Today I’m speaking at a CLE conference here in Sacramento on water rights. Here’s a little excerpt from my remarks.
But in the case of water rights, the right to exclude is not paramount; rather, what is paramount is the right of use. Water rights differ from most other property rights precisely in that they are usufructuary. Thus, when the government says that one cannot use water to which one is otherwise entitled, the impact of that regulation on one’s property interest is as severe as the physical occupation of real property; for in both instances, the paramount “stick” in the relevant bundle has been taken. And, just as physical occupation impinges the important but secondary right to use real property, so too does regulatory restriction on water rights impinge those rights’ important but secondary right to exclude for water rights. If a water right holder must let the government “use” his water for environmental purposes, then the fact that he can still exclude other private parties from using that water is no consolation at all.

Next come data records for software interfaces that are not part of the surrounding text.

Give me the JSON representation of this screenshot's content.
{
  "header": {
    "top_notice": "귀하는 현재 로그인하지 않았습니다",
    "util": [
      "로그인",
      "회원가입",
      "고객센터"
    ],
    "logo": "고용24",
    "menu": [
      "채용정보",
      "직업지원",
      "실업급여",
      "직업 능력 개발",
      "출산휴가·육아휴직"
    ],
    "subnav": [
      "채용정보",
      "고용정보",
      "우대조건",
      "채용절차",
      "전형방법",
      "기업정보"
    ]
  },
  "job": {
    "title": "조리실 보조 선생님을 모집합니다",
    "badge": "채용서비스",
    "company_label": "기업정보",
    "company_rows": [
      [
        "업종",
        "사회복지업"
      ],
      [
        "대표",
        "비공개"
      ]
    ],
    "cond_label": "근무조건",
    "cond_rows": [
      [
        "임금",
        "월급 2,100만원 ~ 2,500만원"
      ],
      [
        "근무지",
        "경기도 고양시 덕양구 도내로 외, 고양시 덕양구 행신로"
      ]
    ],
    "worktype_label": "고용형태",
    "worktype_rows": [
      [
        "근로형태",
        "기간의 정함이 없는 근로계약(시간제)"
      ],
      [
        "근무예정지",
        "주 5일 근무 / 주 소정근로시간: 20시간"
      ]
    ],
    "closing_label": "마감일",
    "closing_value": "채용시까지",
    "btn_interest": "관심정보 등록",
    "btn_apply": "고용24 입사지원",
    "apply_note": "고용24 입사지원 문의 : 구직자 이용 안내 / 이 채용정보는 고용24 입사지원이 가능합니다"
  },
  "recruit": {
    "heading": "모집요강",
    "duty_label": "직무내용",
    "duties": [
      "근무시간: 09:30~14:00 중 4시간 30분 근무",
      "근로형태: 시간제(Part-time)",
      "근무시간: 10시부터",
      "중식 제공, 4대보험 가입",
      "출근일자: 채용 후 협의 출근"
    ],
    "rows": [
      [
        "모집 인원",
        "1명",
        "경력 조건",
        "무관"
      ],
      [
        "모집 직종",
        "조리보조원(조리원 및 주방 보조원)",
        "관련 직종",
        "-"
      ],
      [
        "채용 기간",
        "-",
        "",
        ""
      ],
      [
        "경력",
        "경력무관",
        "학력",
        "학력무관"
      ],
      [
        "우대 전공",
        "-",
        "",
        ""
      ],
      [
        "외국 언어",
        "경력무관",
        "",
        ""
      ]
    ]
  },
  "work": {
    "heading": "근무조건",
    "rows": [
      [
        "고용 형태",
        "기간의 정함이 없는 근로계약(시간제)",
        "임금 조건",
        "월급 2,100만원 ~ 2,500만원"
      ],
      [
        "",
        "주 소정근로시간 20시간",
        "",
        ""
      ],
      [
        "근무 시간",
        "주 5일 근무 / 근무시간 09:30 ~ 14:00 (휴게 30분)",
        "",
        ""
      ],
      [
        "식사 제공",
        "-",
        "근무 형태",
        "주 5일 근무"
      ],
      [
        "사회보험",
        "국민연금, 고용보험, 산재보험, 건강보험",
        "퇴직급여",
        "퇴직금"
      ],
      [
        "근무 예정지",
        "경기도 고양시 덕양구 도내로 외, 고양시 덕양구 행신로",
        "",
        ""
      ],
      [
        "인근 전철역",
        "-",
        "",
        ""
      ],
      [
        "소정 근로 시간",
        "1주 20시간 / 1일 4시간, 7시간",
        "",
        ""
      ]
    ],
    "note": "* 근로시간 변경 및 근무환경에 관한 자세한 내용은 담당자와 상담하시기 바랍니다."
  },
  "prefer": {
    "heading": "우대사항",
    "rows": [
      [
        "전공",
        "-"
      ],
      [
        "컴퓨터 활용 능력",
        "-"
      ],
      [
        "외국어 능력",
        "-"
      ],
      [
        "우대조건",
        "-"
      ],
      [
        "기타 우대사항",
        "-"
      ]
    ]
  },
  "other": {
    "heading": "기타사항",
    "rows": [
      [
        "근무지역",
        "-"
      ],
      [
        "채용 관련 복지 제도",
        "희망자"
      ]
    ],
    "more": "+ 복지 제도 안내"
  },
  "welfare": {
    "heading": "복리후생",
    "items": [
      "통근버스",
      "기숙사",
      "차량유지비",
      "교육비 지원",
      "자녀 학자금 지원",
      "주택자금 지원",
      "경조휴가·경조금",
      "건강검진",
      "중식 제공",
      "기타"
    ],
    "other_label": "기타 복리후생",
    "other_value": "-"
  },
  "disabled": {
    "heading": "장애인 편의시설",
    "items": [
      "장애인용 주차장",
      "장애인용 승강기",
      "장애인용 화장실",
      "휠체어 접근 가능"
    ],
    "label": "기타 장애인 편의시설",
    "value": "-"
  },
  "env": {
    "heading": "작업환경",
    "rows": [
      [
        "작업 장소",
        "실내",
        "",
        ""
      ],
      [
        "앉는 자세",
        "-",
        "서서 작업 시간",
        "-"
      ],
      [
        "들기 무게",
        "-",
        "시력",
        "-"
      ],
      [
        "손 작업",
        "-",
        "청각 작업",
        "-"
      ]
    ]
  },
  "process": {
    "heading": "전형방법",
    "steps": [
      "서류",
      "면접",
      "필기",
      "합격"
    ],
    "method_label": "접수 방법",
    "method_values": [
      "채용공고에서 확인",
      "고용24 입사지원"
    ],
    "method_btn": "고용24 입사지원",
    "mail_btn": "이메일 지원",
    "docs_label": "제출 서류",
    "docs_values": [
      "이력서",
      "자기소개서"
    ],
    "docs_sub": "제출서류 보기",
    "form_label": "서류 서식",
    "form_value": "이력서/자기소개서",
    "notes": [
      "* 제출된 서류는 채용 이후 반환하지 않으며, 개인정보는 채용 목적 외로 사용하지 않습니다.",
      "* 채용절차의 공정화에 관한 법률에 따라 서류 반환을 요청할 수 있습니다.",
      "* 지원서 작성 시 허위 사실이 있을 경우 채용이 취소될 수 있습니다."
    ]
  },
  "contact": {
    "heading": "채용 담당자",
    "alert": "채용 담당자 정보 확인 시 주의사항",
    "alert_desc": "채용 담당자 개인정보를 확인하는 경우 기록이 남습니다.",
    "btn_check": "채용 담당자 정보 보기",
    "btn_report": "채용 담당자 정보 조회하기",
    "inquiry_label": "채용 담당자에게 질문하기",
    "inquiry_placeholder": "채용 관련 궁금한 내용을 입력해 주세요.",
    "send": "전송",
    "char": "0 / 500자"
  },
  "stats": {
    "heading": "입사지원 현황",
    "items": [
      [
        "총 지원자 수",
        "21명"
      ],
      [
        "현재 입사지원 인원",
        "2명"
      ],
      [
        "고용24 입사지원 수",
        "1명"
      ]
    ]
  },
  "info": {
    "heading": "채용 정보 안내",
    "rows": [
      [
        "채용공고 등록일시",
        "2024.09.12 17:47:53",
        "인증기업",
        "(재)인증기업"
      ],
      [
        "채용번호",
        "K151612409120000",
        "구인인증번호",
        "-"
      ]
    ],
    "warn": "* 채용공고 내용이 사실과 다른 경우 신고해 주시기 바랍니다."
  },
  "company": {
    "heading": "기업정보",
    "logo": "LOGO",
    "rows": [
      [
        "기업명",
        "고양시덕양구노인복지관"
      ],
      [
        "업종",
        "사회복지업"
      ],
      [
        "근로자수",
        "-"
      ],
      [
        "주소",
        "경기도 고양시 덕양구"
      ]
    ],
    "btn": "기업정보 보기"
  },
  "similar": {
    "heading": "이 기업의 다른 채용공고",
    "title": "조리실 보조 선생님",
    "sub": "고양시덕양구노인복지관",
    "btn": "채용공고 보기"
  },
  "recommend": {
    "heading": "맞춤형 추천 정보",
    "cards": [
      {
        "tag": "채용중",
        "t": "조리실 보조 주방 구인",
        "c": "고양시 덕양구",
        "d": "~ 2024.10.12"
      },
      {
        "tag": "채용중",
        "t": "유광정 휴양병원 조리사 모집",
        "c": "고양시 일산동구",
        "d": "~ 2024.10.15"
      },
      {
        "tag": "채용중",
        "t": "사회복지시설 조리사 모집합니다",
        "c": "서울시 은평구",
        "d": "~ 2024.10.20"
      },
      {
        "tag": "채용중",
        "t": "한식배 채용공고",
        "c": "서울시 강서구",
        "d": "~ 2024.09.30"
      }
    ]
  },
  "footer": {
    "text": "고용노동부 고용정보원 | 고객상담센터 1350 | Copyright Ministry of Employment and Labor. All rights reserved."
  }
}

Hence, critics of applying a categorical compensation rule for water rights miss the point when they attempt to poke holes in the analogy of water rights takings to physical occupation. What matters is not that the impinging government action is similar to the physical occupation of real property, but rather that the right that the government’s action impinges is as significant to water rights as the right to exclude is to real property. Using that analogy, government use restrictions on water should enjoy the same categorical rule of compensation as physical occupations of real property.